In finance, a Good-Til-Canceled (GTC) order is an order to buy or sell a security at a set price, the order is open until it is either completed or cancelled.
Good-Til-Canceled orders continue to be open until the set parameters are met. A normal trade would cancel the trade when the market closes. However, with a GTC an investor does not have to open a new trading position the following day.
With a GTC order instruction a brokerage company will hold the order for an set period of time – which is usually not more than 90 days. Note that this time frame can vary from broker to broker.
A GTC order is normally placed at a different price point from the price of the security (being bought or sold) at the time the order was carried out.
For example, if a trader has a stock worth $20 per share and wants to sell the security if it becomes worth $25, then by opening a GTC order it will allow them to have an open position to sell at $25 when that parameter is met – unless the investor cancels the order.
Good-Til-Canceled orders are a useful way of managing multiple securities in a portfolio, especially when daily management is not possible.
According to the US Securities and Exchange Commission, a Good-Til-Canceled Order is:
“An order to buy or sell a stock that lasts until the order is completed or cancelled. Brokerage firms typically limit the length of time an investor can leave a GTC order open.

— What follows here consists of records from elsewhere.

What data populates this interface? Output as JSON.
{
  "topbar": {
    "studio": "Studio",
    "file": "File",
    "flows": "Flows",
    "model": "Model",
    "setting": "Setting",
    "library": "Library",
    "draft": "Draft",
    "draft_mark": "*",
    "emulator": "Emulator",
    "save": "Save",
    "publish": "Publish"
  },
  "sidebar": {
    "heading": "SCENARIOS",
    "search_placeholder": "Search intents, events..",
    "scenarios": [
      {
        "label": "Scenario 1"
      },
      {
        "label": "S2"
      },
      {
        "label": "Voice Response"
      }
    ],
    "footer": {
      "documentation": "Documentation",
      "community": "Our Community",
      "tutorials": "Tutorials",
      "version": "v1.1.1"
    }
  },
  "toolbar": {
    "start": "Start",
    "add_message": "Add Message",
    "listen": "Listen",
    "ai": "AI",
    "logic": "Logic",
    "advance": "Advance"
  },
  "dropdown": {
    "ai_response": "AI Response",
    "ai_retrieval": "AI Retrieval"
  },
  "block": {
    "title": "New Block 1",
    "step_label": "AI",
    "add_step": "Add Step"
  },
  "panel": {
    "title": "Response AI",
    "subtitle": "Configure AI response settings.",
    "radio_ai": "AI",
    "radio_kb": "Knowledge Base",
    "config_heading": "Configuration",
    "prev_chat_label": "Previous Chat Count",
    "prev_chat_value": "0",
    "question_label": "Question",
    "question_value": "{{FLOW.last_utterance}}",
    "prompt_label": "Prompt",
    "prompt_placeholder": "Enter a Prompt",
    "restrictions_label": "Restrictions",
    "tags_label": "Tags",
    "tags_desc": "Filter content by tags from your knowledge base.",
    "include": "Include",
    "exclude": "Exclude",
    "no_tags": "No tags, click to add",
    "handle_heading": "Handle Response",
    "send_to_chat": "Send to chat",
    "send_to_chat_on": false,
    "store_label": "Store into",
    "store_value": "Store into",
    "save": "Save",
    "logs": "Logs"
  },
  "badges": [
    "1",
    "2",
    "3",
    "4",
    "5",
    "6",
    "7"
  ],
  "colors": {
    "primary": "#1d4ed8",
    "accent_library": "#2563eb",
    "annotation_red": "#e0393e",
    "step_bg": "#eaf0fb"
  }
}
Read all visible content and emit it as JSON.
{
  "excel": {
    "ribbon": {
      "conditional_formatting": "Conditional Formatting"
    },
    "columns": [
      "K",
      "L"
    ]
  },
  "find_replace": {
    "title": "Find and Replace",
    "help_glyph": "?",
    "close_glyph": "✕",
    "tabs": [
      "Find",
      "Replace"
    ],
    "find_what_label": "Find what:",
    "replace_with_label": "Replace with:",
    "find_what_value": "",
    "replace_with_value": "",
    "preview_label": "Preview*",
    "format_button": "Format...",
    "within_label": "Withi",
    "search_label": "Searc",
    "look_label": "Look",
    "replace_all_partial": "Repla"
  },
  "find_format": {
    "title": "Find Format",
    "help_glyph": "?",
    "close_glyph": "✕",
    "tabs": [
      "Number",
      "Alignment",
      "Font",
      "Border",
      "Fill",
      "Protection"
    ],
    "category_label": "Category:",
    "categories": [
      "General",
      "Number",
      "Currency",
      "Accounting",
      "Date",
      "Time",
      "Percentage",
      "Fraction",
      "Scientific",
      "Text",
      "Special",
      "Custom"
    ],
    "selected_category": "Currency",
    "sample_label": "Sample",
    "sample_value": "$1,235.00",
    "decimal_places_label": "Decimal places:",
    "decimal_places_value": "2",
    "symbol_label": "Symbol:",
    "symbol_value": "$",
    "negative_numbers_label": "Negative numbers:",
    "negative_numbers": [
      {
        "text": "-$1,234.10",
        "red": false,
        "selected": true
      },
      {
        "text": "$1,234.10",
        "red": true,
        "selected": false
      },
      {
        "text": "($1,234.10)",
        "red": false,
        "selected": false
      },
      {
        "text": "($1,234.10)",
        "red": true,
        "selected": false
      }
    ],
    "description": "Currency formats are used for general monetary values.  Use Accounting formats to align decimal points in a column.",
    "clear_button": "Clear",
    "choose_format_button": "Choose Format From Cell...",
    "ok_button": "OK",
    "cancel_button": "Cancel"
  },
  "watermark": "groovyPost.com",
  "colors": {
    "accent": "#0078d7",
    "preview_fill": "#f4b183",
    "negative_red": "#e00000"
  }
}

This time frame may vary from broker to broker.”
Video – What is a GTC order?